Earlier this week, the Supreme Court heard oral arguments in a case of a Colorado website developer who is refusing to offer their services to gay couples because she argues it violates her religious beliefs.

Christopher Riano, chair of the LGBTQ Law Section at the New York State Bar Association, told Capital Tonight that there is “no question that any law that protects a community that’s within the anti-discrimination spectrum could be affected by this case.”

The case, 303 Creative LLC v. Elenis, involves Lorie Smith, owner of a graphic design firm, who wanted to expand her business to offer wedding websites but did not want to design websites for same-sex couples as it goes against her religious beliefs. Colorado law prohibits a business that is open to the public from discriminating against people for their sexual orientation among other characteristics. Smith challenged the law, and the case has worked its way to the Supreme Court.

A 2018 Supreme Court case, Masterpiece Cakeshop v. Colorado Civil Rights Commission, also challenged the Colorado statute. In that case, the Supreme Court ruled that the commission violated the cake shop owner’s right to religious freedom but stopped short of ruling on anti-discrimination laws.

The New York State Bar Association submitted an amicus brief in support of the respondents in the Elenis case, arguing that anti-discrimination laws have historical roots to 16th Century English common law and that the court “would not tolerate a business owner proclaiming in the name of free speech or free expression that its business is open to whites only.
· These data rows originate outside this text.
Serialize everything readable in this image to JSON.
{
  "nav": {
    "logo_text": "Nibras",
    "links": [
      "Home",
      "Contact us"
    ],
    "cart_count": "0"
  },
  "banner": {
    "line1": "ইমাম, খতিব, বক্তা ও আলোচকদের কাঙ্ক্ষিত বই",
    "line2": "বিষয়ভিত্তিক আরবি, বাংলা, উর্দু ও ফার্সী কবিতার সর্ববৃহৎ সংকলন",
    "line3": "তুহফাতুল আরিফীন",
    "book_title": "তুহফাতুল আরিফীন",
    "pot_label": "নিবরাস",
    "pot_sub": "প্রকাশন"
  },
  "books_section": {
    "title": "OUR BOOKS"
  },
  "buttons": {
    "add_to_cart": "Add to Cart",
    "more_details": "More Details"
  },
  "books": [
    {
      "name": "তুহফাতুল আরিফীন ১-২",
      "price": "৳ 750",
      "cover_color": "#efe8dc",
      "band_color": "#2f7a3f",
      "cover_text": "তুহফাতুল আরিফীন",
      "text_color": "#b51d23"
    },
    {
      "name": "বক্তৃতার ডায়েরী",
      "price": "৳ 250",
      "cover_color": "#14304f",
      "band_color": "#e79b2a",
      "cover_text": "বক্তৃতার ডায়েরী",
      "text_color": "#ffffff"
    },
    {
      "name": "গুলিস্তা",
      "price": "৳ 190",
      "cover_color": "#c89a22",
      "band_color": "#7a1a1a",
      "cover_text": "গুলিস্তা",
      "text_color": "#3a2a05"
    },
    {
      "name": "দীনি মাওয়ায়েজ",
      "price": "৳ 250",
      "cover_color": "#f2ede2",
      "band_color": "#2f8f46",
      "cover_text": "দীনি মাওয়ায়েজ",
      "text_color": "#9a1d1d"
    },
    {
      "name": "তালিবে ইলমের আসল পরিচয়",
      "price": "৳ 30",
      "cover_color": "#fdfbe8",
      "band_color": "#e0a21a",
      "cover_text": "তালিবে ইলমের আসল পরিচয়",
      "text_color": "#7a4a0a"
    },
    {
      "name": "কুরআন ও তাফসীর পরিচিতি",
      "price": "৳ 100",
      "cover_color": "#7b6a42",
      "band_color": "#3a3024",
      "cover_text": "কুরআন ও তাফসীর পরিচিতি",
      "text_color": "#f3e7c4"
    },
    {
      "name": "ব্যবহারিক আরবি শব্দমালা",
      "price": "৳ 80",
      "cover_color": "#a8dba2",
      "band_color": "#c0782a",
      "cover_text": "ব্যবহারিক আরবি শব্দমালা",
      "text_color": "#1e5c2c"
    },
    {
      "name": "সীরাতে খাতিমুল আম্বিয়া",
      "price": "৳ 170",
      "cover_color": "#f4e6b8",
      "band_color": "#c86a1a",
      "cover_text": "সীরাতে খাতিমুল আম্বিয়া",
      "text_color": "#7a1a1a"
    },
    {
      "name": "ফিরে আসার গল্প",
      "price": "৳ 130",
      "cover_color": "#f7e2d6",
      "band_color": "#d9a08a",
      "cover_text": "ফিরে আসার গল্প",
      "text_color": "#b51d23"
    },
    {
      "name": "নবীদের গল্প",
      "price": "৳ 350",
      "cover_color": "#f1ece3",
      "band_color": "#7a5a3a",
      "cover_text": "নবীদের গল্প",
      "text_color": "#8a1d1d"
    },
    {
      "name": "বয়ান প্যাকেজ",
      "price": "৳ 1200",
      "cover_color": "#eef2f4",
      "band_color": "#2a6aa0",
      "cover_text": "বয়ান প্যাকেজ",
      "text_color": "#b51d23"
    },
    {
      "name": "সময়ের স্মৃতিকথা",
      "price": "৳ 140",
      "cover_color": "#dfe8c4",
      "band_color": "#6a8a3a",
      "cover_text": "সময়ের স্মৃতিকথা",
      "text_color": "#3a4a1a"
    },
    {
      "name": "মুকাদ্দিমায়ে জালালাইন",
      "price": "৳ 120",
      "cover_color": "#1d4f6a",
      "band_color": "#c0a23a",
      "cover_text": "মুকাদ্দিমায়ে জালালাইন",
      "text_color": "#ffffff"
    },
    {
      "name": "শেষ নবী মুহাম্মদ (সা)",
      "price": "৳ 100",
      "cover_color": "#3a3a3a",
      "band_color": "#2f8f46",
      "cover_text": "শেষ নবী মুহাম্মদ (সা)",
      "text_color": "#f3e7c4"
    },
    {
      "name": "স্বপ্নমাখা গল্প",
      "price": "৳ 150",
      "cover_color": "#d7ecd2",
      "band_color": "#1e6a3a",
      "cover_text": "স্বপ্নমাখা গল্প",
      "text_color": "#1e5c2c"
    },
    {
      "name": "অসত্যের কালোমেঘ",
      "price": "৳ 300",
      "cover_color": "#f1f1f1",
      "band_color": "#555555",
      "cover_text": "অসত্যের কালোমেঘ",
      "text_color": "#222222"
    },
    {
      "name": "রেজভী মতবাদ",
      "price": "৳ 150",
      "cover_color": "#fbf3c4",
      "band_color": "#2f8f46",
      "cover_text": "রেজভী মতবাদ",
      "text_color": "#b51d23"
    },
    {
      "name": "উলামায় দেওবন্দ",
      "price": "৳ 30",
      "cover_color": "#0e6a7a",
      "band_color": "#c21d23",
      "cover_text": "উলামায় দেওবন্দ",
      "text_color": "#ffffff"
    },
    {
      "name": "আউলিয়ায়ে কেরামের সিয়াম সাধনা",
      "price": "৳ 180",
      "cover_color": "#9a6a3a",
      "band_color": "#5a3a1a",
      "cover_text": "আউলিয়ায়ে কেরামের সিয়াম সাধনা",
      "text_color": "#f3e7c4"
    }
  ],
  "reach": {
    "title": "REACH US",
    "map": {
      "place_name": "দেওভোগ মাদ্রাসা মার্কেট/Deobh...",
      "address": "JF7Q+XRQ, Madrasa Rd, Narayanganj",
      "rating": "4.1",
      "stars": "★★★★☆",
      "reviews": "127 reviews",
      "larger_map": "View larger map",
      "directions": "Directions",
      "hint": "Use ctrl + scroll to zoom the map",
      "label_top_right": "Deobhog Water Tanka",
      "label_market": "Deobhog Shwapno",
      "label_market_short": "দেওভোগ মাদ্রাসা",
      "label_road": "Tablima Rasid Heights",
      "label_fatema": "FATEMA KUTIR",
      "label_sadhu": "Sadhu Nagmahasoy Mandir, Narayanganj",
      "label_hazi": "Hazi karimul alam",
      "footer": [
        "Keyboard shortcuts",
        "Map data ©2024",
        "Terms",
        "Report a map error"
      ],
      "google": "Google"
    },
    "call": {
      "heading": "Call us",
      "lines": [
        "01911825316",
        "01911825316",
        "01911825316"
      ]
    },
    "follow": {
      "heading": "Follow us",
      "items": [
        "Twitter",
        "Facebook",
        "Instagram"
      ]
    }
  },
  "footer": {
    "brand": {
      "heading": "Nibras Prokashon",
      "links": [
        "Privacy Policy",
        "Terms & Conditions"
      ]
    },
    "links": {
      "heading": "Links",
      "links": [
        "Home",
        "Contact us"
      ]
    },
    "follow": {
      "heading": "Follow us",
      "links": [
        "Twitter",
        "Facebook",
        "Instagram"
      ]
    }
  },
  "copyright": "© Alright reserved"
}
Nor should it tolerate a business owner communicating to the public that only one man and one woman may use its wedding services.”

In New York, the state’s Human Rights Law prohibits discrimination based on a number of characteristics. The law has been extended to cover sexual orientation and gender expression in the last twenty years with the Sexual Orientation Non-Discrimination Act in 2002 and its gender expression counterpart in 2019.